- Storage Strategies – Fixed Location
- Storage Strategies – Random Chaotic and ABC
- Storage Strategies – Mixed Systems and Review

Of course there is theory, and then there is practice, and whilst your theoretical model may well be correct, I don’t know if it’s really that useful when you consider the “practice”. The theory is that you can basically put anything anywhere. Firstly, of course, that requires a capacity to find it.

I can understand a warehouse that deals with say “pallets” of goods (a fairly standard size) and putting said pallets “whereever there is a free spot”.

However, this idea starts to break down when you start talking about variable sized items and assumptions that you are going to lump different items together somehow based on maximising space utilisation. It also potentially impacts how you manage your inventory locations in the first place.

For example, let’s say a computer retailer sells Graphics Cards and Solid State Disks (SSDs). One Graphics Cards Box occupies a volume perhaps 50 times that of a Solid State Disk. The implication is that you can put SSDs where the graphics cards go if there is room. This is true, but I would argue that there are numerous caveats that go with it, such as:

– Generally speaking, the relative space requirements of different items. It probably doesn’t work so well to assume you can store small items like Mobile Phones and large items like Microwave Ovens in the same inventory location.

– The need for containment of small items, hence their space consumption is partly controlled by their outer carton. For example, SSDs might be delivered in a box of 24, and it is undesirable for these to be “loose” outside that box). So 24 SSDs or 1 SSD occupies the same amount of space.
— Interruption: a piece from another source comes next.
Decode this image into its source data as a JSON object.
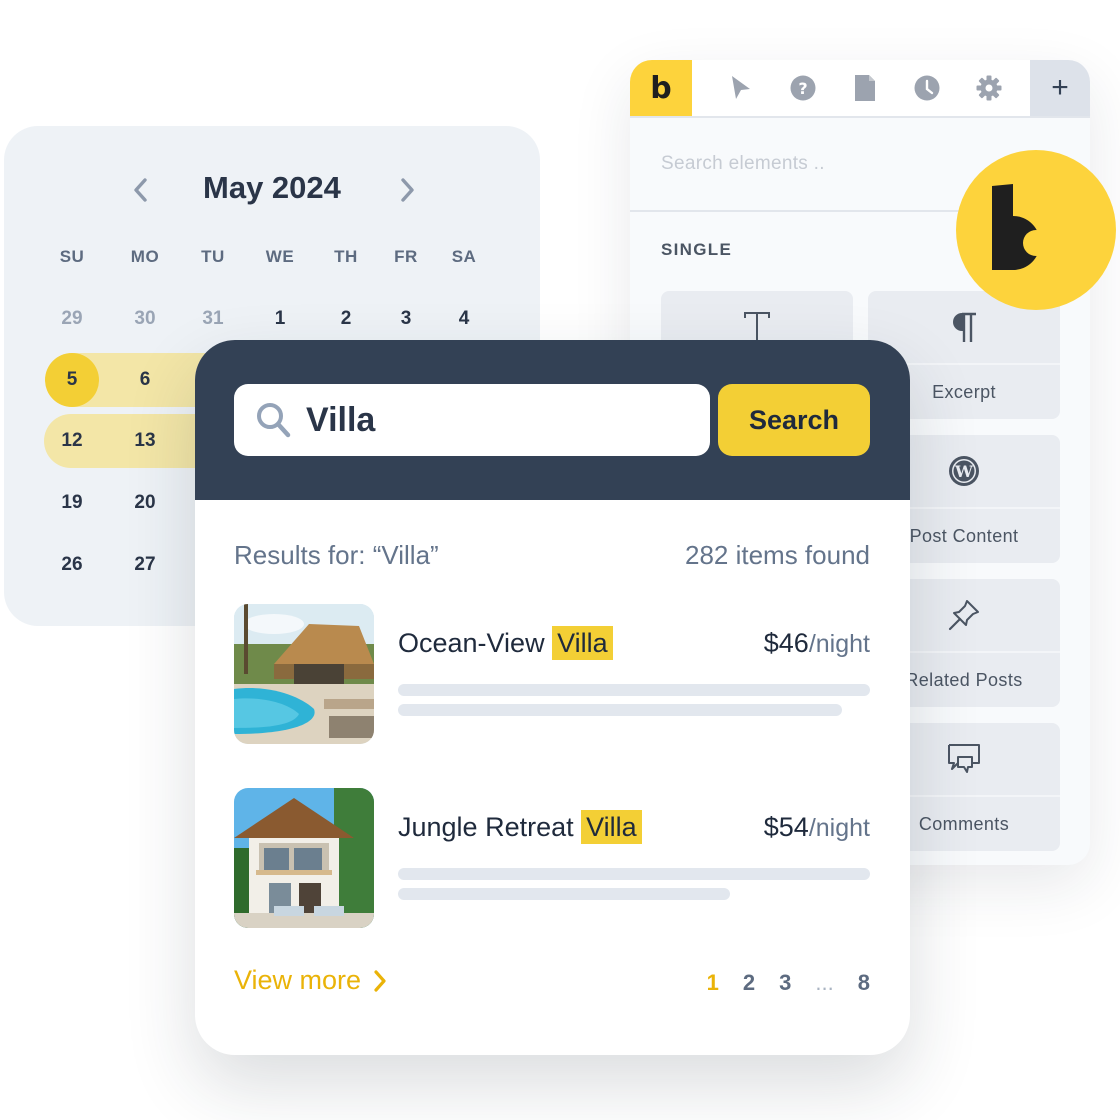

– Whether the two items can co-exist in the same place in terms of the practicalities of managing or picking the stock. For example, you might have room for 30 graphics card and only have 15 currently stored, but putting a box of SSDs “in front of” the graphics cards would make picking difficult. You might be able to put them “beside” the graphics card but the point is that you are now sharing one location for multiple items.

– You need to be careful lest you end up on a “hiding to nowhere”. Let’s say you have put your SSDs next to some Graphics Cards because there is free space, but now you get some more Graphics Cards delivered. Where do you put the new Graphics Cards? Do you take the SSDs and move them somewhere else so the Graphics Cards can all be together or now just “find another home” for them also?